There’s another slow, understated “bonding” scene as the guys find some old beer and tell their stories. It’s pretty unexciting, but Pete does reference “when everything went deads-up,” which I find witty for some reason. “If it weren’t for the people you were with, the girl,” Martinez says, he wouldn’t have brought him into the camp. Meghan is the reason he’s still alive, in other words. She was the bait.
Beer is worth celebrating. Last time we really saw somebody drink to celebrate, it was probably at the CDC in season 1. Outside the trailers back at the camp, everybody’s giggling, drinking beers. There’s a brief moment of lesbian flirtation, and then Tara and an ex-Marine named Alicia are together – which is cool, but feels like an aside.
The roof of the trailer is leaking. It’s a great metaphor. Shit’s going to come in anyway, and you can’t stop it with duct tape. On top of the leaking roof, Martinez and Governor play some golf. Martinez gets talky when he’s drunk – one of the many reasons the booze is a bad idea in the zombie apocalypse. “Maybe we can share the crown a little,” he says…and BOOM, golf club to the head. To its credit, that scene made me gasp and involuntarily draw my hands to my face. Well done, writers.
When Pete says he’ll take over the leadership for now, he proves he isn’t fit for the job. He doesn’t want to murder a camp of 10 whose supplies would bolster theirs. Mitch, on the other hand, falls more in line with the Governor’s point of view: kill ‘em all.
“Surviving” means killing everybody who’s a threat. He literally stabs Pete in the back. These people aren’t hard enough for the zombie apocalypse; they’re too trusting, too nice. The Governor intimidates Mitch into playing assistant (much like Martinez was before). “Brian” talks about his own family, tells stories we haven’t heard yet. His daddy was abusive, his brother a hero. “People believe what they want to believe, and everybody loves a hero.” They dump Pete’s body in the lake, where he floats, forever grasping, beneath the frigid surface – another of the Governor’s undead aquatic experiments.
We’re watching the Governor build a society. Is this how he built Woodbury? When a walker almost gets Meghan, Tara tries to pull it off and its flesh falls off the bone. The Gov steps in at the last possible moment to shoot it in the head – everybody loves a hero. In the last scene, he raises his pistol from cover of woods, points it at Michonne and Hershel as they smile and chat.

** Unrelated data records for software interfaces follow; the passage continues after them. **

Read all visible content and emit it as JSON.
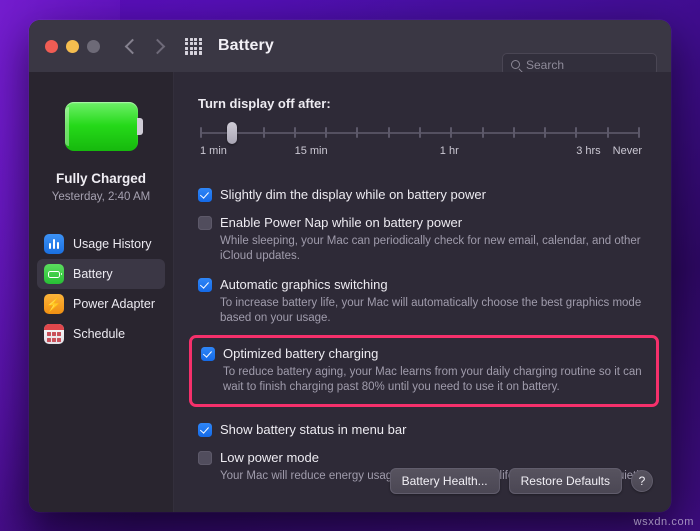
{
  "window": {
    "title": "Battery",
    "traffic_lights": [
      "close",
      "minimize",
      "zoom"
    ],
    "nav": {
      "back": "back-arrow",
      "forward": "forward-arrow",
      "show_all": "grid-icon"
    },
    "search": {
      "placeholder": "Search",
      "value": "",
      "icon": "search-icon"
    }
  },
  "sidebar": {
    "status": {
      "title": "Fully Charged",
      "subtitle": "Yesterday, 2:40 AM",
      "icon": "battery-full-icon"
    },
    "items": [
      {
        "label": "Usage History",
        "icon": "bar-chart-icon",
        "selected": false
      },
      {
        "label": "Battery",
        "icon": "battery-icon",
        "selected": true
      },
      {
        "label": "Power Adapter",
        "icon": "lightning-bolt-icon",
        "selected": false
      },
      {
        "label": "Schedule",
        "icon": "calendar-icon",
        "selected": false
      }
    ]
  },
  "main": {
    "slider": {
      "title": "Turn display off after:",
      "tick_labels": [
        "1 min",
        "15 min",
        "1 hr",
        "3 hrs",
        "Never"
      ],
      "tick_count": 15,
      "value_index": 1
    },
    "options": [
      {
        "label": "Slightly dim the display while on battery power",
        "checked": true,
        "description": ""
      },
      {
        "label": "Enable Power Nap while on battery power",
        "checked": false,
        "description": "While sleeping, your Mac can periodically check for new email, calendar, and other iCloud updates."
      },
      {
        "label": "Automatic graphics switching",
        "checked": true,
        "description": "To increase battery life, your Mac will automatically choose the best graphics mode based on your usage."
      },
      {
        "label": "Optimized battery charging",
        "checked": true,
        "description": "To reduce battery aging, your Mac learns from your daily charging routine so it can wait to finish charging past 80% until you need to use it on battery.",
        "highlighted": true
      },
      {
        "label": "Show battery status in menu bar",
        "checked": true,
        "description": ""
      },
      {
        "label": "Low power mode",
        "checked": false,
        "description": "Your Mac will reduce energy usage to increase battery life and operate more quietly."
      }
    ],
    "footer": {
      "battery_health": "Battery Health...",
      "restore_defaults": "Restore Defaults",
      "help": "?"
    }
  },
  "highlight_color": "#f5306b",
  "watermark": "wsxdn.com"
}
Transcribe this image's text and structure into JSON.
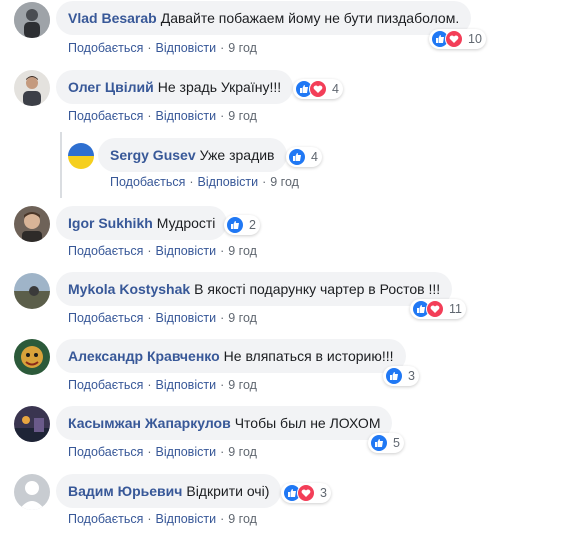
{
  "labels": {
    "like": "Подобається",
    "reply": "Відповісти",
    "sep": "·"
  },
  "comments": [
    {
      "author": "Vlad Besarab",
      "text": "Давайте побажаем йому не бути пиздаболом.",
      "time": "9 год",
      "reactions": [
        "like",
        "love"
      ],
      "count": "10"
    },
    {
      "author": "Олег Цвілий",
      "text": "Не зрадь Україну!!!",
      "time": "9 год",
      "reactions": [
        "like",
        "love"
      ],
      "count": "4"
    },
    {
      "author": "Sergy Gusev",
      "text": "Уже зрадив",
      "time": "9 год",
      "reactions": [
        "like"
      ],
      "count": "4"
    },
    {
      "author": "Igor Sukhikh",
      "text": "Мудрості",
      "time": "9 год",
      "reactions": [
        "like"
      ],
      "count": "2"
    },
    {
      "author": "Mykola Kostyshak",
      "text": "В якості подарунку чартер в Ростов !!!",
      "time": "9 год",
      "reactions": [
        "like",
        "love"
      ],
      "count": "11"
    },
    {
      "author": "Александр Кравченко",
      "text": "Не вляпаться в историю!!!",
      "time": "9 год",
      "reactions": [
        "like"
      ],
      "count": "3"
    },
    {
      "author": "Касымжан Жапаркулов",
      "text": "Чтобы был не ЛОХОМ",
      "time": "9 год",
      "reactions": [
        "like"
      ],
      "count": "5"
    },
    {
      "author": "Вадим Юрьевич",
      "text": "Відкрити очі)",
      "time": "9 год",
      "reactions": [
        "like",
        "love"
      ],
      "count": "3"
    }
  ],
  "colors": {
    "link": "#385898",
    "bubble": "#f2f3f5",
    "like": "#2078f4",
    "love": "#f33e58"
  }
}
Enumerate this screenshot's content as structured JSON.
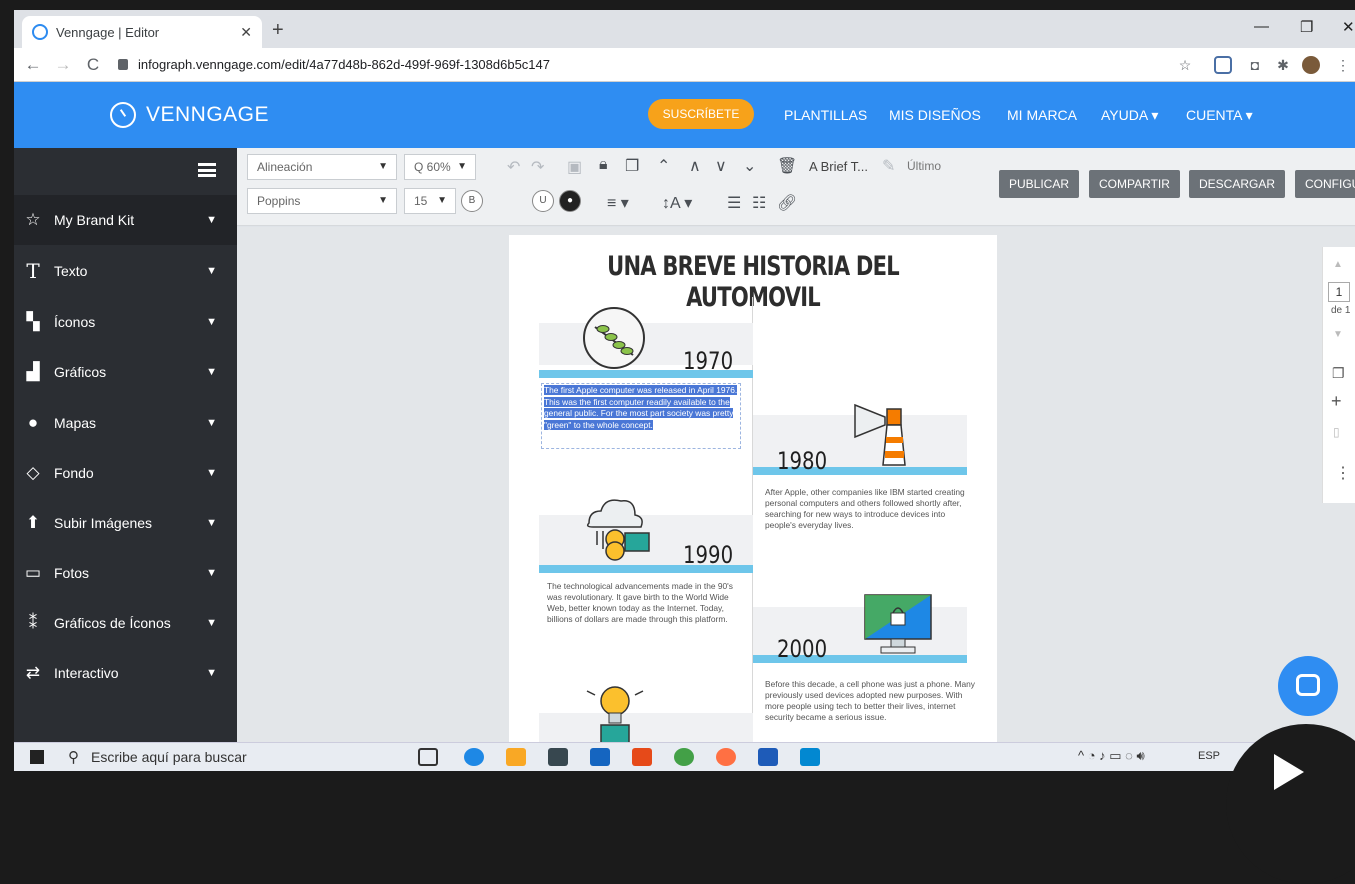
{
  "browser": {
    "tab_title": "Venngage | Editor",
    "url": "infograph.venngage.com/edit/4a77d48b-862d-499f-969f-1308d6b5c147"
  },
  "header": {
    "logo": "VENNGAGE",
    "subscribe": "SUSCRÍBETE",
    "nav": [
      "PLANTILLAS",
      "MIS DISEÑOS",
      "MI MARCA",
      "AYUDA ▾",
      "CUENTA ▾"
    ]
  },
  "sidebar": {
    "items": [
      {
        "label": "My Brand Kit",
        "icon": "star-icon"
      },
      {
        "label": "Texto",
        "icon": "text-icon"
      },
      {
        "label": "Íconos",
        "icon": "icons-icon"
      },
      {
        "label": "Gráficos",
        "icon": "bar-chart-icon"
      },
      {
        "label": "Mapas",
        "icon": "globe-icon"
      },
      {
        "label": "Fondo",
        "icon": "droplet-icon"
      },
      {
        "label": "Subir Imágenes",
        "icon": "upload-icon"
      },
      {
        "label": "Fotos",
        "icon": "photo-icon"
      },
      {
        "label": "Gráficos de Íconos",
        "icon": "pictograph-icon"
      },
      {
        "label": "Interactivo",
        "icon": "shuffle-icon"
      }
    ]
  },
  "toolbar": {
    "alignment": "Alineación",
    "zoom": "Q 60%",
    "font": "Poppins",
    "font_size": "15",
    "bold": "B",
    "underline": "U",
    "doc_name": "A Brief T...",
    "last_saved": "Último",
    "buttons": [
      "PUBLICAR",
      "COMPARTIR",
      "DESCARGAR",
      "CONFIGUR"
    ]
  },
  "canvas": {
    "title": "UNA BREVE HISTORIA DEL AUTOMOVIL",
    "entries": [
      {
        "year": "1970",
        "text": "The first Apple computer was released in April 1976. This was the first computer readily available to the general public. For the most part society was pretty \"green\" to the whole concept."
      },
      {
        "year": "1980",
        "text": "After Apple, other companies like IBM started creating personal computers and others followed shortly after, searching for new ways to introduce devices into people's everyday lives."
      },
      {
        "year": "1990",
        "text": "The technological advancements made in the 90's was revolutionary. It gave birth to the World Wide Web, better known today as the Internet. Today, billions of dollars are made through this platform."
      },
      {
        "year": "2000",
        "text": "Before this decade, a cell phone was just a phone. Many previously used devices adopted new purposes. With more people using tech to better their lives, internet security became a serious issue."
      }
    ]
  },
  "right_panel": {
    "page": "1",
    "of": "de 1"
  },
  "taskbar": {
    "search": "Escribe aquí para buscar",
    "lang": "ESP"
  },
  "colors": {
    "brand_blue": "#2f8df2",
    "accent_orange": "#f7a21a",
    "sidebar": "#2b2e33",
    "timeline_band": "#6ec6ea"
  }
}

Did he let that walker into the camp on purpose, so he could be the hero? I think so. Did he find himself alone, spend some time “thinkin’,” and discover that he can’t change? He can’t be the good guy? I think so. Is he using these poor people as a means to an end? Yup. A confrontation is coming, and it probably won’t be as epic as I want it to be, but it should be good. (Also, damn you, writers. Enver Gjokaj was amazing on Dollhouse – a rather unamazing show – and you should’ve kept him around.)